Alternatively, the spouse could be given a testamentary general power of appointment which they exercise in their will to create immediate post-death interest trusts for the children.
If the trust property is or includes the principal residence of the surviving spouse (or a share of it), the children need to become absolutely entitled to it on the death of the surviving spouse for their inheritance of it to qualify for the residence nil rate band, unless the surviving spouse has a general power of appointment which is exercised by will to create a new settlement of the property which gives the children qualifying interests (immediate post‑death interest, Section 71D or Section 71A).
Immediate post-death interest followed by potentially exempt transfers
If the deceased leaves residue on immediate post-death interest trusts for the surviving spouse or civil partner and the survivor wishes to terminate that life interest inter vivos and make potentially exempt transfers for the children, the children must either take outright or on bereaved minor trusts.
Hence, it is not necessary that the terms of the bereaved minor trust are set out in the will itself.

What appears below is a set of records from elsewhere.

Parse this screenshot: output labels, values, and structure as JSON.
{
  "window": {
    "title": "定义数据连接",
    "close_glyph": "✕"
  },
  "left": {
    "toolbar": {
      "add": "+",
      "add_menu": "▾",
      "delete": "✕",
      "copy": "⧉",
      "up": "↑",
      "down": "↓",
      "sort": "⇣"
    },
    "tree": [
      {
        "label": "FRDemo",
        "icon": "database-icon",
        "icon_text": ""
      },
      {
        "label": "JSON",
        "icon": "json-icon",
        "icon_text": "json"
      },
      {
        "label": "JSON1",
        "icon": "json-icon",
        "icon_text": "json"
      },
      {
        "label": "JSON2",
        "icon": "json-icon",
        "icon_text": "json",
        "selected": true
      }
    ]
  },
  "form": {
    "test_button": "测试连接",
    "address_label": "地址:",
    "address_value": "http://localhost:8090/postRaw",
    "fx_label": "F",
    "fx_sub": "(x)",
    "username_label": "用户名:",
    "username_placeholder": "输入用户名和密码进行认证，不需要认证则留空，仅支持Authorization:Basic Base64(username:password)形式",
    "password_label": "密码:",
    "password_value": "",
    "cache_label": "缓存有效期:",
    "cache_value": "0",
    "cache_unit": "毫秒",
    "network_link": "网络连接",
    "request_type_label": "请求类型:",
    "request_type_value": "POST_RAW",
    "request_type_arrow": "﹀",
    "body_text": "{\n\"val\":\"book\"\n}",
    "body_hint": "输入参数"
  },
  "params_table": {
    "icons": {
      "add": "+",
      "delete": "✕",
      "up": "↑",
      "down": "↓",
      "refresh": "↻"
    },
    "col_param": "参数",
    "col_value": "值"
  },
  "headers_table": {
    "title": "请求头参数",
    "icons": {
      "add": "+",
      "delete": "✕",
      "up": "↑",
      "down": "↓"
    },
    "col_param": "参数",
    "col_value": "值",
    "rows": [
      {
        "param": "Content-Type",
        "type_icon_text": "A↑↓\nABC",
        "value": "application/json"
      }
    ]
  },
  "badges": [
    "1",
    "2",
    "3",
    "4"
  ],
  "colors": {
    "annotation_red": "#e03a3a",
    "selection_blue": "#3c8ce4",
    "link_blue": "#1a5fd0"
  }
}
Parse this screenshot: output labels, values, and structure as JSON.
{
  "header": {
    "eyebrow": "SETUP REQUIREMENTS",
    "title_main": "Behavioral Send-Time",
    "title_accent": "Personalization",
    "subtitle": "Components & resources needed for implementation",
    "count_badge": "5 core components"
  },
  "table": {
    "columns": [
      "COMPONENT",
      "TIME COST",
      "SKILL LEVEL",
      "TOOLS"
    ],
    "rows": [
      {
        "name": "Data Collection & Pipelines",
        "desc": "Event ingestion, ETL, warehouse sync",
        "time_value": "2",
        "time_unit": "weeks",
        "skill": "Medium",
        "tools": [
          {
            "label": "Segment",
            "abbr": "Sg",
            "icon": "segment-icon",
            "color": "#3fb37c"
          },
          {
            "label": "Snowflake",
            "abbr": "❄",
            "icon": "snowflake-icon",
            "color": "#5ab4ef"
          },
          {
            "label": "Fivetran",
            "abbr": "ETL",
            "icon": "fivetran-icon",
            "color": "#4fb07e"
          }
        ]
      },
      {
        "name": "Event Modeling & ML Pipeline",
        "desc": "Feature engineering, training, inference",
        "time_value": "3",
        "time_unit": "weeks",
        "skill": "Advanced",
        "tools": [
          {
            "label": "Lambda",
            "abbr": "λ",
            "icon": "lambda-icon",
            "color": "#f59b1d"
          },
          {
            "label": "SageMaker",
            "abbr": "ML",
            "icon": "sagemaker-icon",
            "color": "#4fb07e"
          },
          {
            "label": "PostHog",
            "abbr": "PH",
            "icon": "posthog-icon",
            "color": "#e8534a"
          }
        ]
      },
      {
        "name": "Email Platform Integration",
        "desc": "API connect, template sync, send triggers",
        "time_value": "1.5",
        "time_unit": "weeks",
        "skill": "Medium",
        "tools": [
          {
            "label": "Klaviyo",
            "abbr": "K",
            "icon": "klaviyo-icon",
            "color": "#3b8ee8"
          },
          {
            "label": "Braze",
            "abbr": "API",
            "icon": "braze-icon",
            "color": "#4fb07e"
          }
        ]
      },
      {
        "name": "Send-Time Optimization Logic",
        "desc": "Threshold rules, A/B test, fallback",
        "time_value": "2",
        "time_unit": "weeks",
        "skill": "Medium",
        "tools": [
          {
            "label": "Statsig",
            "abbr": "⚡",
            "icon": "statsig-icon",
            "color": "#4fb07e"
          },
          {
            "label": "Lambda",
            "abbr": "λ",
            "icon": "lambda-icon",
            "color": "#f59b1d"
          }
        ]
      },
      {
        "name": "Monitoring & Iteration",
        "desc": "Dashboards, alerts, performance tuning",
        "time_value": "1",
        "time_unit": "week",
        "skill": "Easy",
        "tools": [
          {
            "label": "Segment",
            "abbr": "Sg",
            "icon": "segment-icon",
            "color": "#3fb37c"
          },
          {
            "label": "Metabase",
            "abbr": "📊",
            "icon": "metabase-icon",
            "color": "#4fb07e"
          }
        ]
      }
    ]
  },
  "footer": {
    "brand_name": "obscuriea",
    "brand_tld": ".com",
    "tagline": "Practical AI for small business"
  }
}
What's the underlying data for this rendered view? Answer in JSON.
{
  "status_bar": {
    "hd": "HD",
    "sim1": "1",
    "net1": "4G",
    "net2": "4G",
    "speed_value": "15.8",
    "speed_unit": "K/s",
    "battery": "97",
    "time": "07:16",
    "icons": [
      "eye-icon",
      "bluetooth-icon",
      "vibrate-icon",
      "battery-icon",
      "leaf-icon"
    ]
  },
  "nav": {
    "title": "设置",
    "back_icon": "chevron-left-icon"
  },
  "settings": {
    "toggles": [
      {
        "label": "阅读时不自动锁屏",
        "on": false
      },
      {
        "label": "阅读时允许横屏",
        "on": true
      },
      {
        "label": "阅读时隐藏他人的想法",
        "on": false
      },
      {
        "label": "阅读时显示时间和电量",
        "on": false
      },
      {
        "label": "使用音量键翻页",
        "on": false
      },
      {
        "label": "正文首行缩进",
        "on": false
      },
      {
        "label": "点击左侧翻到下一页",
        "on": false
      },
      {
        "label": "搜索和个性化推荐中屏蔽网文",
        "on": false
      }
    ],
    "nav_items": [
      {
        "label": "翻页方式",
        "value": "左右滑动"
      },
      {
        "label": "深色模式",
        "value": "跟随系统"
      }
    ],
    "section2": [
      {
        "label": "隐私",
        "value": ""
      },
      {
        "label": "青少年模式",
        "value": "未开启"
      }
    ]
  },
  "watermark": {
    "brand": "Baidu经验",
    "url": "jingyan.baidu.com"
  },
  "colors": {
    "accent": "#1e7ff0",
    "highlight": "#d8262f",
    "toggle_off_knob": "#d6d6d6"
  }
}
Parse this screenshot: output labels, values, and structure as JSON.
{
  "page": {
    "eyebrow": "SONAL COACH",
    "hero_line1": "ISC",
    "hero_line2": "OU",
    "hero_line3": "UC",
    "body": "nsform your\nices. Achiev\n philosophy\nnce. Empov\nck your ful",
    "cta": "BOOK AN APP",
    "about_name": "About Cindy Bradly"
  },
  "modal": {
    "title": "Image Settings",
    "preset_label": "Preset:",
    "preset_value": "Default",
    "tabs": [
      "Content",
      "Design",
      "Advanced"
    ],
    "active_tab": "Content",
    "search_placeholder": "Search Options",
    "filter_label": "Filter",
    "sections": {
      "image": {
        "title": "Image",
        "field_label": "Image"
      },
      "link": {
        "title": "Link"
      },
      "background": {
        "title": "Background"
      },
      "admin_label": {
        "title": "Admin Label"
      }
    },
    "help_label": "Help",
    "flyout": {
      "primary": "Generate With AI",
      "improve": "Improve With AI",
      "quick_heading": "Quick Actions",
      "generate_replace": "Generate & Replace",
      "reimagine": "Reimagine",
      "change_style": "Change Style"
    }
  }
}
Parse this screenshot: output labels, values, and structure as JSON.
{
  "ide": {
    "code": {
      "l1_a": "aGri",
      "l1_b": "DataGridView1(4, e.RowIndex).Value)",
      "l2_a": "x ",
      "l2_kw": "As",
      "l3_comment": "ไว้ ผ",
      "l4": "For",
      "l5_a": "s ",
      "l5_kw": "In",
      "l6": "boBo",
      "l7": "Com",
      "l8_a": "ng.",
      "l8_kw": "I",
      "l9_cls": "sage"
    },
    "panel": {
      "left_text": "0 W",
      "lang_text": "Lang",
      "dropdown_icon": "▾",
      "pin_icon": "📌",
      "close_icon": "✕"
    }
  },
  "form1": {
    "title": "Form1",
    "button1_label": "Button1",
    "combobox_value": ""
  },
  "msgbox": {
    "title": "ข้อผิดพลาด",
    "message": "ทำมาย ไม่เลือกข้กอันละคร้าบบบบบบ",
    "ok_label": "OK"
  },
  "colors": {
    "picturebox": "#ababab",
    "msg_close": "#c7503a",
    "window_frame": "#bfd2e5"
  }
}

The trustees may exercise powers of appointment (given to them in the will) to secure that on termination of the spousal immediate post-death interest by death or during the surviving spouse or civil partner’s lifetime the settled property is held on a bereaved minor trust.
If later it turns out that the children are not financially responsible at the age of 18, the trustees can exercise a power of advancement to defer absolute entitlement. At that point, the trust will fall into the relevant property regime but without an inheritance tax charge. (The trust could be converted into a Section 71D trust at that point, if it was felt preferable for the children to inherit at the age of 25, not 18. Then just before the age of 25, their interests could be postponed again, at which point the trust would become a relevant property settlement!)
Curiously, while it is possible to convert the spousal immediate post-death interest trust into a Section 71D trust on termination of the spouse’s life interest, this would not be a potentially exempt transfer by the spouse but a chargeable transfer. But going into a Section 71A trust and then a Section 71D trust from that would work to avoid an entry charge!
In the second part of her article, Emma Chamberlain will examine how the challenges of identifying the right sort of trust work in practice.
A detailed survey of the technicalities of the relevant property regime, trust and will drafting issues is in the forthcoming 5th edition of Chamberlain and Whitehouse on Trust Taxation.